Bye-bye, tapes: How to get the right disk backup appliance

Deduplicating backup appliances have become very popular, but choosing the right one means looking beyond deduplication

Although disk-to-disk backup methodologies have become incredibly popular over the past few years, the vast majority of enterprises -- large and small -- still use the same tape backups they implemented years ago. As time goes on, however, more and more old-school backup implementations will reach a breaking point where either capacity or performance can't get the job done.

When you realize that tape can't cut it any longer, you'll likely consider using a disk-based backup appliance, which you can get from many vendors, such as EMC Data Domain, Exagrid, and Quantum. But when choosing the right appliance, be careful: Most buyers focus on the most efficient deduplication engine, but that's only one difference to explore.

[ Get more expert advice on backup with InfoWorld's Deep Dive special reports on backup strategy, deduplication, and email archiving. | Sign up for InfoWorld's Data Explosion newsletter for news and updates on how to deal with growing volumes of data in the enterprise. ]

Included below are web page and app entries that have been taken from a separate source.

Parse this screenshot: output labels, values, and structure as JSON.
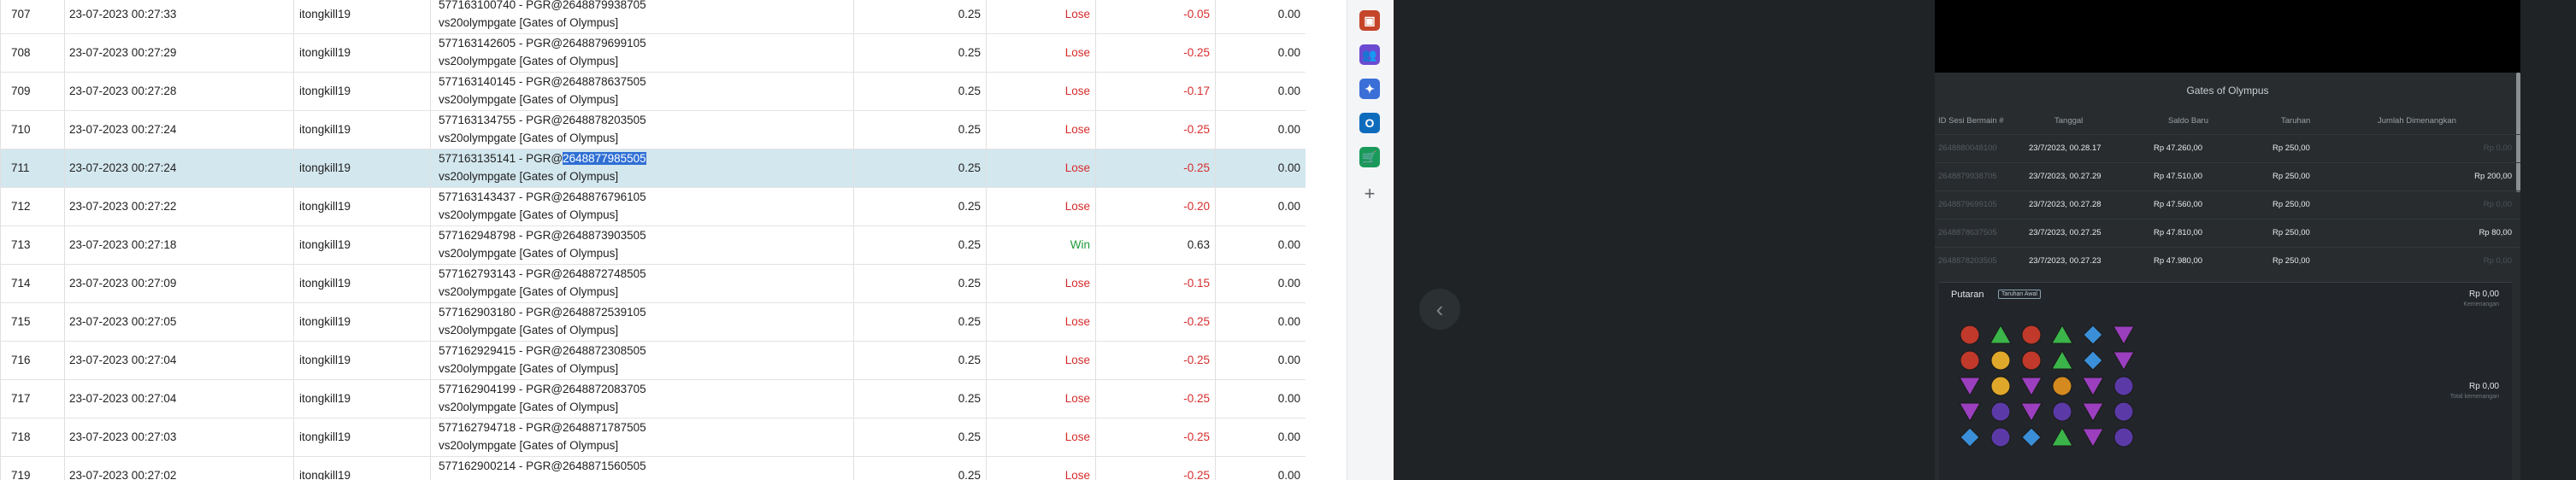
{
  "table": {
    "rows": [
      {
        "no": "707",
        "date": "23-07-2023 00:27:33",
        "user": "itongkill19",
        "desc_line1": "577163100740 - PGR@2648879938705",
        "desc_line2": "vs20olympgate [Gates of Olympus]",
        "bet": "0.25",
        "result": "Lose",
        "amount": "-0.05",
        "extra": "0.00"
      },
      {
        "no": "708",
        "date": "23-07-2023 00:27:29",
        "user": "itongkill19",
        "desc_line1": "577163142605 - PGR@2648879699105",
        "desc_line2": "vs20olympgate [Gates of Olympus]",
        "bet": "0.25",
        "result": "Lose",
        "amount": "-0.25",
        "extra": "0.00"
      },
      {
        "no": "709",
        "date": "23-07-2023 00:27:28",
        "user": "itongkill19",
        "desc_line1": "577163140145 - PGR@2648878637505",
        "desc_line2": "vs20olympgate [Gates of Olympus]",
        "bet": "0.25",
        "result": "Lose",
        "amount": "-0.17",
        "extra": "0.00"
      },
      {
        "no": "710",
        "date": "23-07-2023 00:27:24",
        "user": "itongkill19",
        "desc_line1": "577163134755 - PGR@2648878203505",
        "desc_line2": "vs20olympgate [Gates of Olympus]",
        "bet": "0.25",
        "result": "Lose",
        "amount": "-0.25",
        "extra": "0.00"
      },
      {
        "no": "711",
        "date": "23-07-2023 00:27:24",
        "user": "itongkill19",
        "desc_line1_prefix": "577163135141 - PGR@",
        "desc_line1_selected": "2648877985505",
        "desc_line2": "vs20olympgate [Gates of Olympus]",
        "bet": "0.25",
        "result": "Lose",
        "amount": "-0.25",
        "extra": "0.00"
      },
      {
        "no": "712",
        "date": "23-07-2023 00:27:22",
        "user": "itongkill19",
        "desc_line1": "577163143437 - PGR@2648876796105",
        "desc_line2": "vs20olympgate [Gates of Olympus]",
        "bet": "0.25",
        "result": "Lose",
        "amount": "-0.20",
        "extra": "0.00"
      },
      {
        "no": "713",
        "date": "23-07-2023 00:27:18",
        "user": "itongkill19",
        "desc_line1": "577162948798 - PGR@2648873903505",
        "desc_line2": "vs20olympgate [Gates of Olympus]",
        "bet": "0.25",
        "result": "Win",
        "amount": "0.63",
        "extra": "0.00"
      },
      {
        "no": "714",
        "date": "23-07-2023 00:27:09",
        "user": "itongkill19",
        "desc_line1": "577162793143 - PGR@2648872748505",
        "desc_line2": "vs20olympgate [Gates of Olympus]",
        "bet": "0.25",
        "result": "Lose",
        "amount": "-0.15",
        "extra": "0.00"
      },
      {
        "no": "715",
        "date": "23-07-2023 00:27:05",
        "user": "itongkill19",
        "desc_line1": "577162903180 - PGR@2648872539105",
        "desc_line2": "vs20olympgate [Gates of Olympus]",
        "bet": "0.25",
        "result": "Lose",
        "amount": "-0.25",
        "extra": "0.00"
      },
      {
        "no": "716",
        "date": "23-07-2023 00:27:04",
        "user": "itongkill19",
        "desc_line1": "577162929415 - PGR@2648872308505",
        "desc_line2": "vs20olympgate [Gates of Olympus]",
        "bet": "0.25",
        "result": "Lose",
        "amount": "-0.25",
        "extra": "0.00"
      },
      {
        "no": "717",
        "date": "23-07-2023 00:27:04",
        "user": "itongkill19",
        "desc_line1": "577162904199 - PGR@2648872083705",
        "desc_line2": "vs20olympgate [Gates of Olympus]",
        "bet": "0.25",
        "result": "Lose",
        "amount": "-0.25",
        "extra": "0.00"
      },
      {
        "no": "718",
        "date": "23-07-2023 00:27:03",
        "user": "itongkill19",
        "desc_line1": "577162794718 - PGR@2648871787505",
        "desc_line2": "vs20olympgate [Gates of Olympus]",
        "bet": "0.25",
        "result": "Lose",
        "amount": "-0.25",
        "extra": "0.00"
      },
      {
        "no": "719",
        "date": "23-07-2023 00:27:02",
        "user": "itongkill19",
        "desc_line1": "577162900214 - PGR@2648871560505",
        "desc_line2": "",
        "bet": "0.25",
        "result": "Lose",
        "amount": "-0.25",
        "extra": "0.00"
      }
    ]
  },
  "sidebar": {
    "icons": [
      {
        "name": "briefcase-icon",
        "glyph": "▣",
        "color": "#c5452a"
      },
      {
        "name": "people-icon",
        "glyph": "👥",
        "color": "#6b4bd1"
      },
      {
        "name": "copilot-icon",
        "glyph": "✦",
        "color": "#3a6fd8"
      },
      {
        "name": "outlook-icon",
        "glyph": "O",
        "color": "#0f6cbd"
      },
      {
        "name": "shopping-icon",
        "glyph": "🛒",
        "color": "#1a9a5a"
      },
      {
        "name": "add-icon",
        "glyph": "+",
        "color": "transparent"
      }
    ]
  },
  "game_panel": {
    "title": "Gates of Olympus",
    "headers": {
      "id": "ID Sesi Bermain #",
      "date": "Tanggal",
      "balance": "Saldo Baru",
      "bet": "Taruhan",
      "win": "Jumlah Dimenangkan"
    },
    "rows": [
      {
        "id": "2648880048100",
        "date": "23/7/2023, 00.28.17",
        "balance": "Rp 47.260,00",
        "bet": "Rp 250,00",
        "win": "Rp 0,00"
      },
      {
        "id": "2648879938705",
        "date": "23/7/2023, 00.27.29",
        "balance": "Rp 47.510,00",
        "bet": "Rp 250,00",
        "win": "Rp 200,00"
      },
      {
        "id": "2648879699105",
        "date": "23/7/2023, 00.27.28",
        "balance": "Rp 47.560,00",
        "bet": "Rp 250,00",
        "win": "Rp 0,00"
      },
      {
        "id": "2648878637505",
        "date": "23/7/2023, 00.27.25",
        "balance": "Rp 47.810,00",
        "bet": "Rp 250,00",
        "win": "Rp 80,00"
      },
      {
        "id": "2648878203505",
        "date": "23/7/2023, 00.27.23",
        "balance": "Rp 47.980,00",
        "bet": "Rp 250,00",
        "win": "Rp 0,00"
      }
    ],
    "spin": {
      "label": "Putaran",
      "tag": "Taruhan Awal",
      "amount_top": "Rp 0,00",
      "sub_top": "Kemenangan",
      "amount_bottom": "Rp 0,00",
      "sub_bottom": "Total kemenangan"
    },
    "reel_symbols": [
      [
        "ruby",
        "green",
        "ruby",
        "green",
        "blue",
        "purple"
      ],
      [
        "ruby",
        "gold",
        "ruby",
        "green",
        "blue",
        "purple"
      ],
      [
        "purple",
        "gold",
        "purple",
        "crown",
        "purple",
        "ring"
      ],
      [
        "purple",
        "ring",
        "purple",
        "ring",
        "purple",
        "ring"
      ],
      [
        "blue",
        "ring",
        "blue",
        "green",
        "purple",
        "ring"
      ]
    ]
  },
  "colors": {
    "lose": "#d62c2c",
    "win": "#1f9a3a",
    "selected_row": "#d3e7ee",
    "highlight": "#2f6fd4",
    "dark_bg": "#1f2325"
  }
}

The deduplication engine gets IT's attention because the whole point of implementing dedupe is to shrink the amount of storage you need to hold your backups -- to save both on physical storage costs and to gain longer on-disk retention times. But capacity efficiency is a relatively small issue in practice. Most of the significant operational differences are based on when in the backup cycle that deduplication takes place and how crucially important scalability is achieved.

Inline vs. postprocess deduplication

This story, "Bye-bye, tapes: How to get the right disk backup appliance" was originally published by InfoWorld.

Top 10 Hot Internet of Things Startups
Join the discussion
Be the first to comment on this article. Our Commenting Policies